Throughout the negotiations we have been told that until the final contract is signed, we were led to believe this would be at the end of March 06, the decision of whether or not to enter into the partnership would remain open. There would be further negotiations, which we would be involved in before the final decision was made on the awarding of the contract. We were therefore shocked to see that Capita have already announced to the stock exchange that they will be the contractor leading to their share price rising by 10%. The information provided to the press makes it appear that the contract has already been awarded.

In the Report in the section entitled Evaluation of Alternative Options it states that consideration was given to the renewal of ICT contracts and one would assume keeping our ICT services in-house. We have offered to work with the city and employees to consider an alternative proposal that would include an in-house option but this option has never been made available to us. Our members in ICT have said very clearly to us that huge improvements and savings could be made in the long run with some initial investment in the service and the expertise certainly does exist in-house to make that happen it has simply never been seriously considered.

For many months now we have been requesting a proper picture of the baseline service as it currently stands so that we can assess whether the savings the bidders say they can make are real. This information has never been provided. Clearly one cannot assess if something will be more efficient if one does not have a comparison.

Our members have made it very clear to us that they thought IBM were by far the best bidder, although on the whole they wanted to be offered the opportunity to prove that they could submit an in-house proposal which would be better value for money.

We requested that the Council involve an external expert organisation to be a “critical friend” with experience of such contracts to support the process.
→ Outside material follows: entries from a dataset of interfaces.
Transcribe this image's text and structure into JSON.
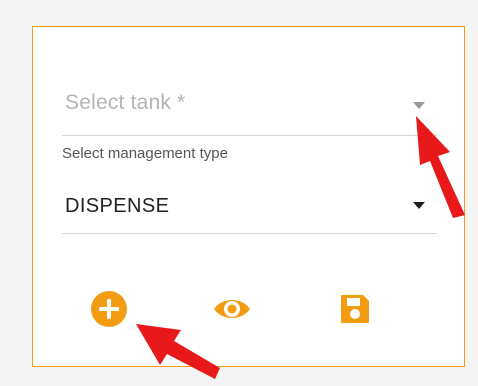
{
  "form": {
    "tank_placeholder": "Select tank *",
    "management_label": "Select management type",
    "management_value": "DISPENSE"
  },
  "actions": [
    {
      "icon": "add-circle-icon"
    },
    {
      "icon": "eye-icon"
    },
    {
      "icon": "floppy-disk-icon"
    }
  ],
  "colors": {
    "accent": "#f39c12",
    "annotation_arrow": "#e8191a",
    "divider": "#d7d7d7",
    "placeholder_text": "#b4b4b4"
  }
}
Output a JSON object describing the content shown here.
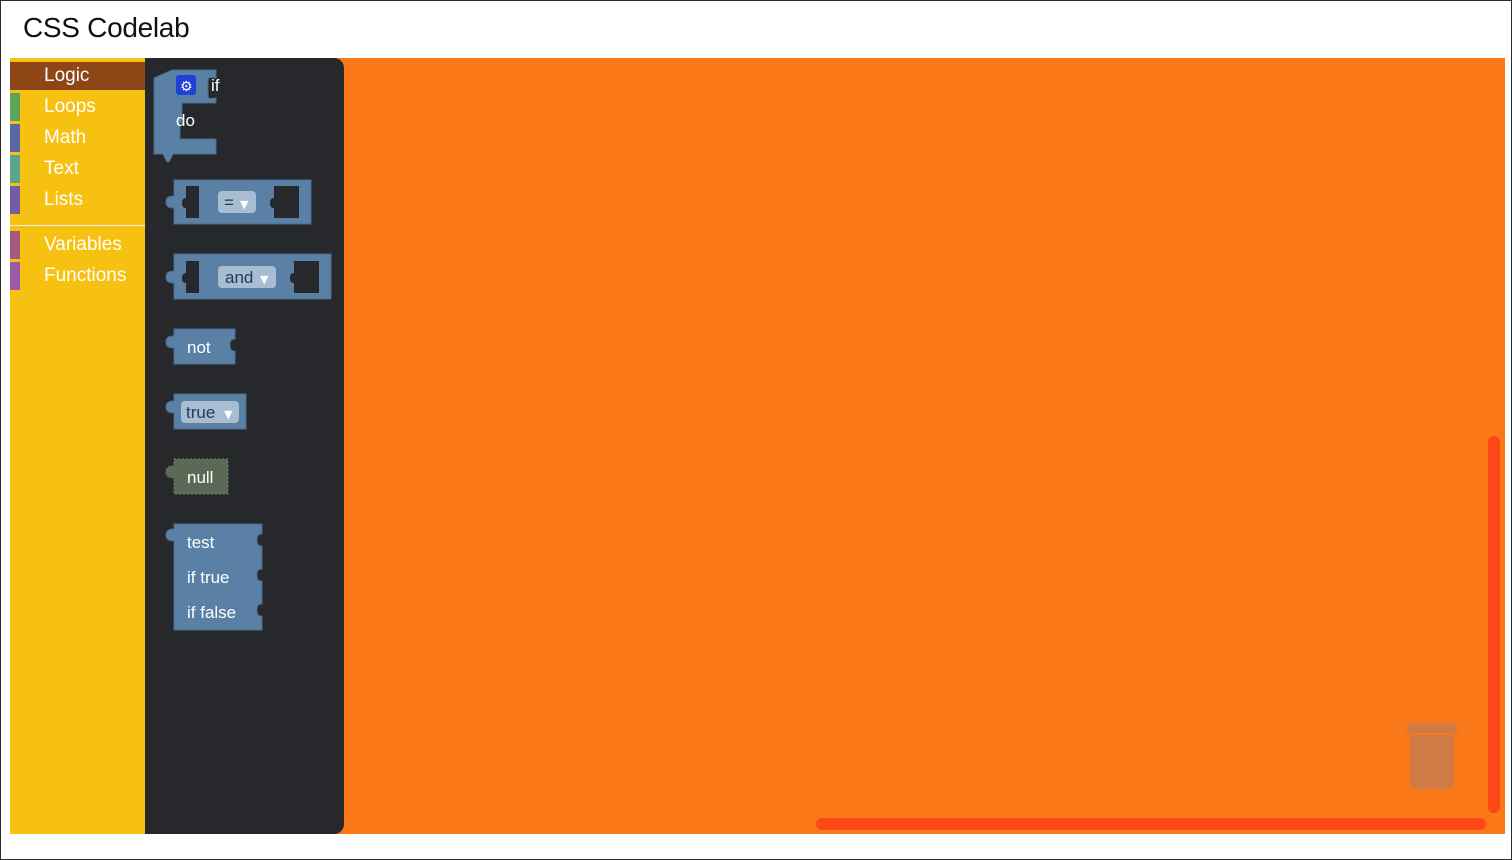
{
  "page": {
    "title": "CSS Codelab"
  },
  "toolbox": {
    "categories": [
      {
        "label": "Logic",
        "color": "#8e4617",
        "selected": true
      },
      {
        "label": "Loops",
        "color": "#5ba55b"
      },
      {
        "label": "Math",
        "color": "#5b67a5"
      },
      {
        "label": "Text",
        "color": "#5ba58c"
      },
      {
        "label": "Lists",
        "color": "#745ba5"
      },
      {
        "label": "Variables",
        "color": "#a55b80"
      },
      {
        "label": "Functions",
        "color": "#995ba5"
      }
    ]
  },
  "flyout": {
    "if_block": {
      "if": "if",
      "do": "do"
    },
    "compare_block": {
      "operator": "="
    },
    "operation_block": {
      "operator": "and"
    },
    "negate_block": {
      "label": "not"
    },
    "boolean_block": {
      "value": "true"
    },
    "null_block": {
      "label": "null"
    },
    "ternary_block": {
      "test": "test",
      "if_true": "if true",
      "if_false": "if false"
    }
  },
  "colors": {
    "workspace": "#fb7819",
    "toolbox": "#f7c111",
    "flyout": "#26282b",
    "block": "#5b80a5",
    "scrollbar": "#fc4816"
  }
}
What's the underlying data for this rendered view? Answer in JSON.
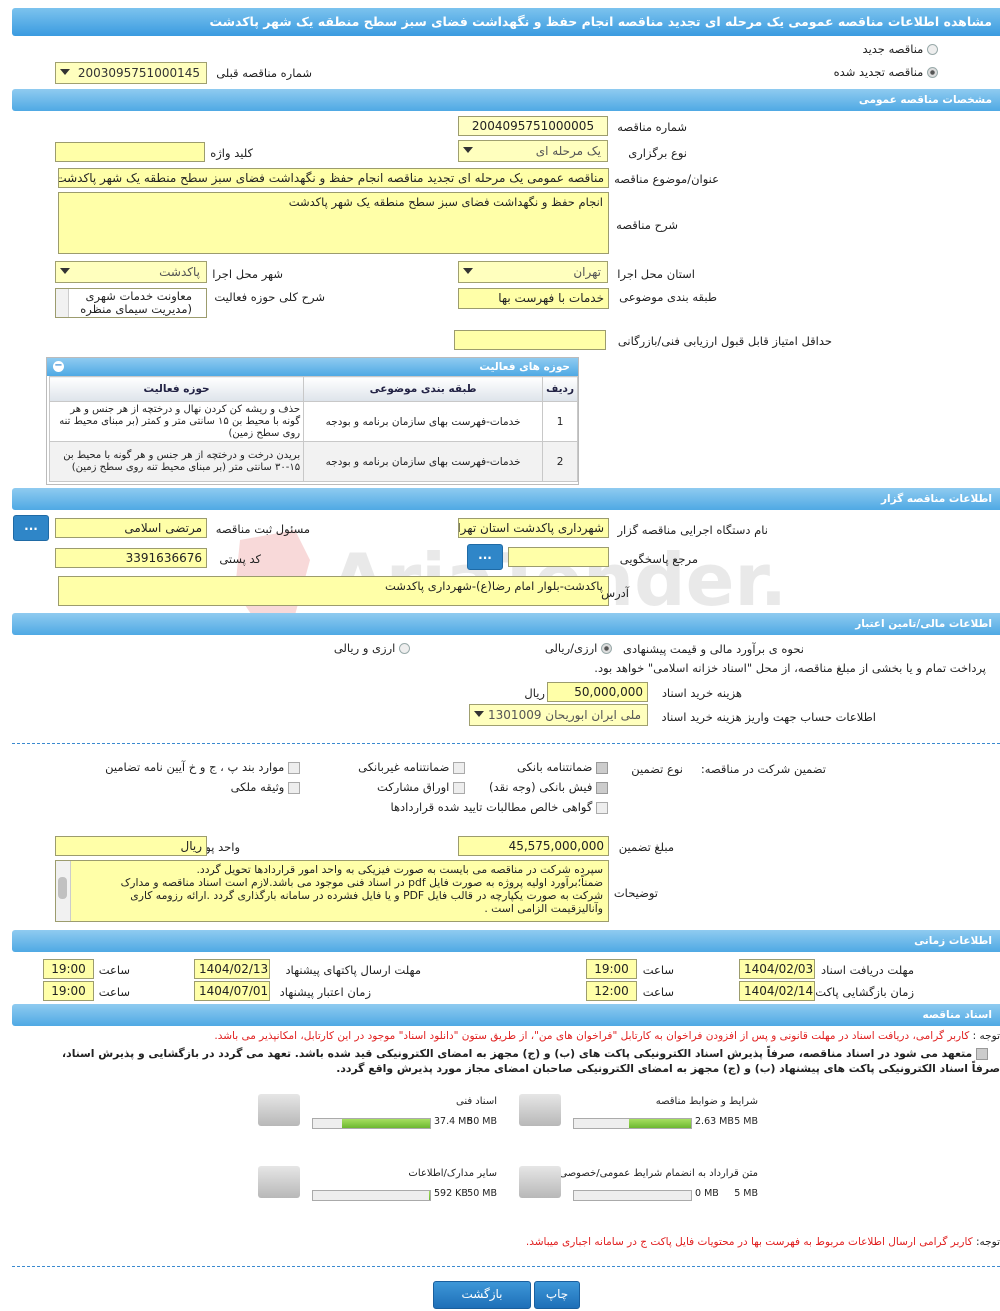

Clearly both bidders are huge companies who are experts at presenting the “right” picture and saying the “right” things. We felt that a critical friend would have been an unbiased asset to the process. Unfortunately this was not done.

Comments are closed.

Terms of use | Privacy Policy | Content: Creative Commons | Site and Design © 2009 | Metroblogging ® and Metblogs ® are registered trademarks of Bode Media, Inc.